In my work with clients, I have seen many doctors prescribe long term high doses of L-methylfolate. That’s a supplement that already has methyl groups attached to the folate. They prescribe it to treat depression, especially if there is an MTHFR gene variation (IYKYK). Frankly, this really worries me. I certainly recommend supplements with folate or methylfolate as part of medical nutrition therapy when there is a clear need for it. However, the research shows that we can improve nutrient and methylation status more effectively for the long haul using food and lifestyle choices.
Our health depends on it.
Food for Thought...
Earth, soil, sunlight, rain - right there in your very cells.
You’ve always heard, “you are what you eat!” Well, it’s more true than you even know. Our food quite literally becomes the building blocks of our very cells and the tools that make our bodies run. The body is a web of actions; every action has an impact on dozens of others. So here’s where it all begins, and what makes our food choices so compelling to me:
We can ward off disease when we eat colorful plants
The plants and animals we eat grow out of sunshine, soil, and rain. Literally, sunlight interacts with chemicals in plants to create the color they become - the full spectrum of light: red strawberries, orange oranges, yellow squash, green broccoli, blueberries, and purple eggplants. It’s even true for brown rice and nuts/seeds, white cauliflower, all the beans and legumes, and even the plants we use to make oils, like olive trees. They soak up rain as it saturates the soil that holds them. They carry nutrients from the soil into their stems, leaves, and fruit. The plants fight off bugs, bacteria, and viruses by producing their own immune chemicals, made possible by what they get from the sun, rain, and soil. Our immune systems become stronger when we eat what makes them stay healthy.
When we eat living foods, we nourish and protect our living bodies
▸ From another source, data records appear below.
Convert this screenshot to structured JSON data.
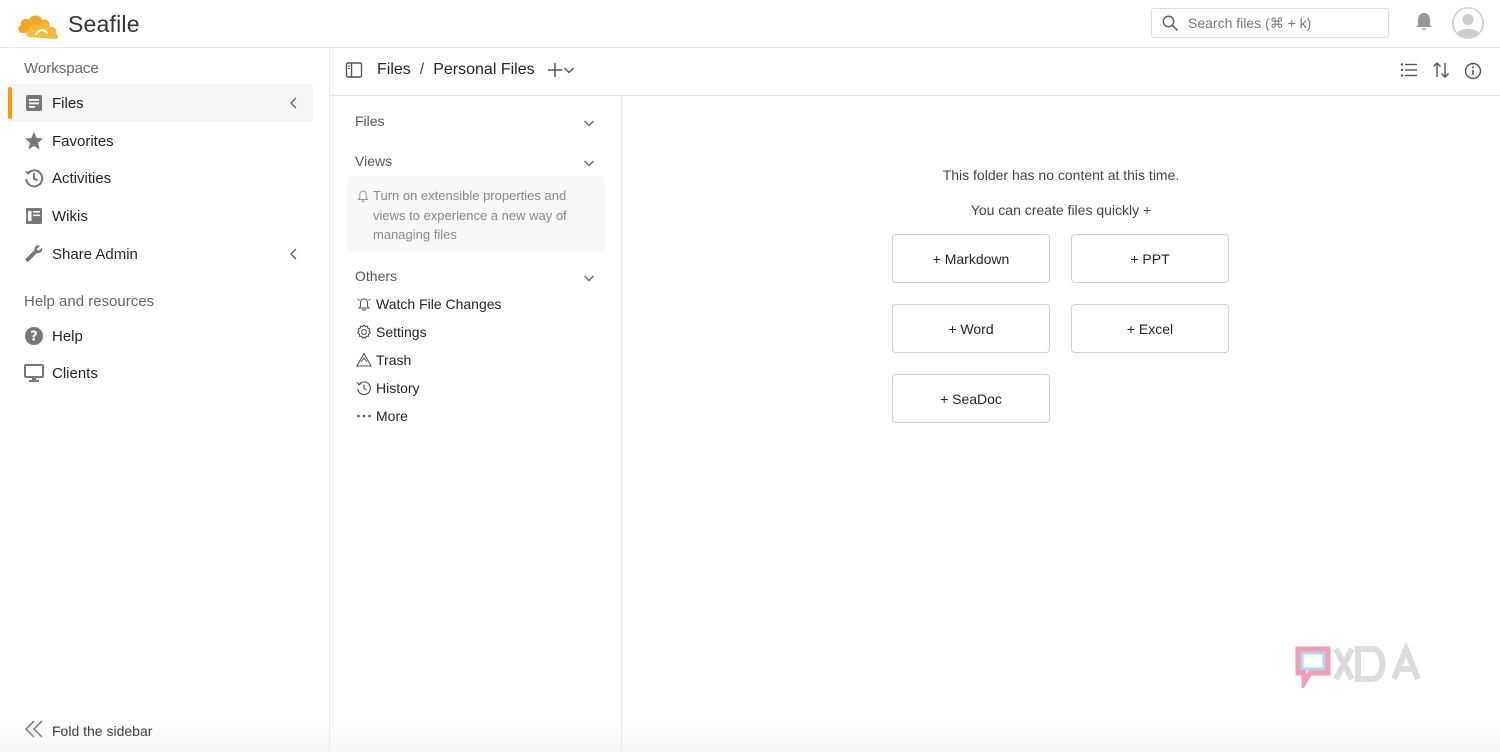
{
  "app": {
    "name": "Seafile"
  },
  "search": {
    "placeholder": "Search files (⌘ + k)"
  },
  "sidebar": {
    "workspace_heading": "Workspace",
    "items": [
      {
        "label": "Files",
        "icon": "files-icon",
        "active": true
      },
      {
        "label": "Favorites",
        "icon": "star-icon"
      },
      {
        "label": "Activities",
        "icon": "activity-icon"
      },
      {
        "label": "Wikis",
        "icon": "wiki-icon"
      },
      {
        "label": "Share Admin",
        "icon": "wrench-icon"
      }
    ],
    "help_heading": "Help and resources",
    "help_items": [
      {
        "label": "Help",
        "icon": "help-icon"
      },
      {
        "label": "Clients",
        "icon": "monitor-icon"
      }
    ],
    "fold_label": "Fold the sidebar"
  },
  "breadcrumb": {
    "root": "Files",
    "separator": "/",
    "current": "Personal Files"
  },
  "tree": {
    "sections": {
      "files": "Files",
      "views": "Views",
      "others": "Others"
    },
    "views_tip": "Turn on extensible properties and views to experience a new way of managing files",
    "others_items": [
      {
        "label": "Watch File Changes",
        "icon": "watch-icon"
      },
      {
        "label": "Settings",
        "icon": "gear-icon"
      },
      {
        "label": "Trash",
        "icon": "trash-icon"
      },
      {
        "label": "History",
        "icon": "history-icon"
      },
      {
        "label": "More",
        "icon": "more-icon"
      }
    ]
  },
  "main": {
    "empty_message": "This folder has no content at this time.",
    "create_hint": "You can create files quickly +",
    "buttons": {
      "markdown": "+ Markdown",
      "ppt": "+ PPT",
      "word": "+ Word",
      "excel": "+ Excel",
      "seadoc": "+ SeaDoc"
    }
  },
  "watermark": {
    "text": "XDA"
  },
  "colors": {
    "accent": "#ff9800",
    "logo_orange": "#f6a623",
    "border": "#e9e9e9"
  }
}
Even wilder, we consume teensy microorganisms along with these foods, and they make a home inside us. The collection of tiny life forms is called a “microbiome,” and what lives in our microbiome is highly defined by what we eat. Surprisingly, most of these bugs want to keep us healthy! A healthy home is a happy home! Plant-based foods rich in fiber (which feed good bacteria) and probiotic bacteria (health-promoting bacteria found in fermented foods, like kombucha and sauerkraut) support the living microbiome gardens throughout our bodies, especially in our guts. Healthy microbiomes make for healthy digestion, immune systems, organs, mood, brain, and so much more.
Food as source
Our food’s source of life is soil, sun, and rain, and our wellspring of life is our food. What we consume to a large extent dictates how our bodies function. How our bodies function dictates the state of our mental and physical health. Our food choices can make us well, all because of the earth, soil, sunlight, rain - right there in your very cells.
Tip of the Month
I’ve been thinking about one of my earliest clients, Jason. Trying to swallow pills usually made him choke, and he hated them. Did you know that 40% of Americans have trouble swallowing pills? I used to teach people how to float a supplement pill down the throat on water, but today’s tip is so much easier and better! So, Jason S, this is for you!
How to Swallow a Pill
Place the pill on your tongue and fill your mouth about ⅔-¾ with water.
Turn your head toward your shoulder as far as will go comfortably (either direction).
Swallow the water and the pill.
I am Mary Virginia Coffman (I go by “Mary Virginia”), a clinical nutritionist who focuses on mental health, digestive health, metabolic health, and nervous system regulation. My unique combination of clinical interventions, education, and coaching will help you feel well in body, mind, and spirit.